In the prologue, we learn that twenty years before the novel begins there is a violent death involving a group of teenaged pupils of Potters Field private school.
The story begins when Max Wolfe, Detective Constable, is called to a crime scene – a banker has been murdered in an especially effective, brutally unique, method. A second victim of the same modus operandi is found a few days later – a homeless junkie. It seems the only common element is the killing method.
The banker’s office and the junkie’s mother’s mantel both have a similar photograph –seven schoolboy soldiers including the banker and the junkie, all at about age fifteen. The full seven are identified – one, James Sutcliffe, committed suicide shortly after leaving the school, and after treatment and therapy for mental health issues. They were members of the Potters Field school’s Combined Defence Force, a group of volunteers for military training and discipline.
While searching in the storage of case weaponry in the Black Museum, Max is shown a “Murder Bag” – an early CSI bag (as in the title), and later is shown a unique knife and how it is used to produce the distinctive cut to the throat of the victims.

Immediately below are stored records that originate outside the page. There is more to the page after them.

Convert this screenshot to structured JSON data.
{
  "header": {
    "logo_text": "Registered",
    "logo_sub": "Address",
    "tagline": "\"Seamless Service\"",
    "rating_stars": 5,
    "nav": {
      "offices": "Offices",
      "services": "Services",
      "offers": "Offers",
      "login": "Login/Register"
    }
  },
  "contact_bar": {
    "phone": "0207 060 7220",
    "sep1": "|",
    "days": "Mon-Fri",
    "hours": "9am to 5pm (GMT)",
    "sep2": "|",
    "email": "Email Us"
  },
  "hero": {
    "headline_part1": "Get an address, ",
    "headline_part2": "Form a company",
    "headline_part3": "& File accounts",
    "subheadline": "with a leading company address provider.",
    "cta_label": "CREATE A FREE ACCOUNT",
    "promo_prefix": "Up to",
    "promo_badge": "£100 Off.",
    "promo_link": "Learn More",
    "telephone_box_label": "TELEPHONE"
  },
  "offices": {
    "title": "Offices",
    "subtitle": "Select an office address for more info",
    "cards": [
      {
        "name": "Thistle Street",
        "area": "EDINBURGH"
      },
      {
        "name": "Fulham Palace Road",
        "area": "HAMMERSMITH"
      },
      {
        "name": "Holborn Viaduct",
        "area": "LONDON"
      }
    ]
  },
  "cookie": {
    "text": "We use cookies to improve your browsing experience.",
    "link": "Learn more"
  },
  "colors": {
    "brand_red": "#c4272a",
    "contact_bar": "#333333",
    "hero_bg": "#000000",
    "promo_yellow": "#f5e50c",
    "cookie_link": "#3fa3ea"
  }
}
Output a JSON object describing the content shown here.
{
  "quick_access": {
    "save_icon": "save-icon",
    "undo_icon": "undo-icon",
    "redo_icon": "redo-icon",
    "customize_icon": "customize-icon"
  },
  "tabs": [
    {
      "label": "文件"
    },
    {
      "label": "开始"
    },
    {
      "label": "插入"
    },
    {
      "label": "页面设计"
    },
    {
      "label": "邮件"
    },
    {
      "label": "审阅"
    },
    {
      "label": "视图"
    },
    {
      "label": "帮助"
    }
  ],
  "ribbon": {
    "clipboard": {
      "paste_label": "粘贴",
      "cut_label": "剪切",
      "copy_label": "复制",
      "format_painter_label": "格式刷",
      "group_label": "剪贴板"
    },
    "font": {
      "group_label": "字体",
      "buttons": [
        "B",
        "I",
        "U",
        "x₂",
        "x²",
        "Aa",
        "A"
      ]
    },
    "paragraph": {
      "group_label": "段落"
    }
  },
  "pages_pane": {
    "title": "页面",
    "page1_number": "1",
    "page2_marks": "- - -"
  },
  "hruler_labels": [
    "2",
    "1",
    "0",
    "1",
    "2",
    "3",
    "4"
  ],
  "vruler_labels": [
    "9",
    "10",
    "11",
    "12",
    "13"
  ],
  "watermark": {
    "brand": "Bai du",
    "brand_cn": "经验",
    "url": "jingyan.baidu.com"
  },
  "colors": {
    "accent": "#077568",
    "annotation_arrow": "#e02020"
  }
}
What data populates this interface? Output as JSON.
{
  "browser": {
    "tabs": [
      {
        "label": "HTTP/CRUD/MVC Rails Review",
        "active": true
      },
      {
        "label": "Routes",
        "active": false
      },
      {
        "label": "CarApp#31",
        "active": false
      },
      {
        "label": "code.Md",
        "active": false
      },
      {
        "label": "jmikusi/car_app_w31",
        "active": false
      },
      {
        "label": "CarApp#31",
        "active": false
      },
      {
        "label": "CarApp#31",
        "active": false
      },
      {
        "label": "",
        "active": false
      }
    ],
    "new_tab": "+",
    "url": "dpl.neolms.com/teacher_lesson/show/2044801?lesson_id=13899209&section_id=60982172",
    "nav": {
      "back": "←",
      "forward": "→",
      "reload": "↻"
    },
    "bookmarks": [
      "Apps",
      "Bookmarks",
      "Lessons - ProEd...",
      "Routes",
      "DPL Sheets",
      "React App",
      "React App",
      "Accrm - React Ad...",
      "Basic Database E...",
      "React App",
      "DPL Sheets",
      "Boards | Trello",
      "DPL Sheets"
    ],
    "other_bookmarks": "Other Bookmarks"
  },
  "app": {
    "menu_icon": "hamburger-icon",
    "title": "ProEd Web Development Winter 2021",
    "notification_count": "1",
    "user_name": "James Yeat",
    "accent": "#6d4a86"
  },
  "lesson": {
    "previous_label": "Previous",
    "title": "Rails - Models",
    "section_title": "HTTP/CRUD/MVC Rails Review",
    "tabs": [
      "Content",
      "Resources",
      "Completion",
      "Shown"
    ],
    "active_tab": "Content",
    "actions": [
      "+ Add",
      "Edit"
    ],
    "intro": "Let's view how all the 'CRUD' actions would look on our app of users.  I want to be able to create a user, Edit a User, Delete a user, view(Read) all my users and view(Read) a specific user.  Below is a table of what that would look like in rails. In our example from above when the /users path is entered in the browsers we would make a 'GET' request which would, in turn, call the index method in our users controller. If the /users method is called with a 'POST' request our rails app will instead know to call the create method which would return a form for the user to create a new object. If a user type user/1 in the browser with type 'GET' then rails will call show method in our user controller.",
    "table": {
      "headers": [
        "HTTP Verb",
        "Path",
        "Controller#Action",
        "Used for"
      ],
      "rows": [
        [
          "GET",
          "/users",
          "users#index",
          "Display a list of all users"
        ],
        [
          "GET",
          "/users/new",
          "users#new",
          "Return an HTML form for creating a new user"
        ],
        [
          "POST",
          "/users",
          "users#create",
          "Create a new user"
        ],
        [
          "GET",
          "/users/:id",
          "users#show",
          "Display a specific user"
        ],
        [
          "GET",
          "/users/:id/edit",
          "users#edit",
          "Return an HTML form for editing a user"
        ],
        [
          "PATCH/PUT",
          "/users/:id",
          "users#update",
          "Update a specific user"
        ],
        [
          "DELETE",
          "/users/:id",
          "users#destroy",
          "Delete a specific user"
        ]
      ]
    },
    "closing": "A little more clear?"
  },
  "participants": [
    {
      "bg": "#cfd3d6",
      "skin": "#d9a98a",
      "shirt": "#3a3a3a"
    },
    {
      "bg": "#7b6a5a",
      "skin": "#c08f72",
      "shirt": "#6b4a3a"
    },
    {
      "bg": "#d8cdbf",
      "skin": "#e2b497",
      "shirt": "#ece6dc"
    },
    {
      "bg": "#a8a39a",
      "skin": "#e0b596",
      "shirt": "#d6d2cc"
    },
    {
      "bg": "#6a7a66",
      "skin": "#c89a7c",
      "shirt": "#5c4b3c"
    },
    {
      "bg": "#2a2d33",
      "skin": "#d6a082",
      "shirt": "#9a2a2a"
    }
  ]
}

During a visit to the school, an attempt is made to kill another of the seven – the sports master. Max heads off on a chase back through the woods, comes to a farm, and is attacked from behind, recognising the knife at his throat as the one used in the first two killings. The killer changes his mind, knocks Max down to the ground where he sees the Murder Bag, and leaves Max to recover and crawl back to the school.
A social media trending personality – Bob the Butcher – has been posting messages about killing, and posts on his account, a video of Max crawling back onto the school football field. Max contacts all the remaining members of the photo of seven, trying to find information to lead him to the killer, and knowing the events are related to something that happened years ago when the seven were at school together.
When Bob the Butcher claims to be the serial killer, Max knows it is not him, and continues to investigate. One of the seven – an aspiring MP – eventually tells everything to Max. The two go to confront the Head Master, who admits to disposing of a young girl twenty years ago and where her body now is.
Mac has always been wondering why there have been no finger nor glove prints at any scene of the killings of the former school friends. Suddenly he realises who the killer is, and why.
Tony Parsons is a clever swine – in the following chapter there is a disturbing, sickening reveal, which left me cold. You probably won’t see it coming either.
Reviewed by Lynne McAnulty-Street, Rotorua NZ
The Murder Bag
by Tony Parsons
Published by Century, for Random House
Paperback ISBN: 9781780892344
Also available as eBook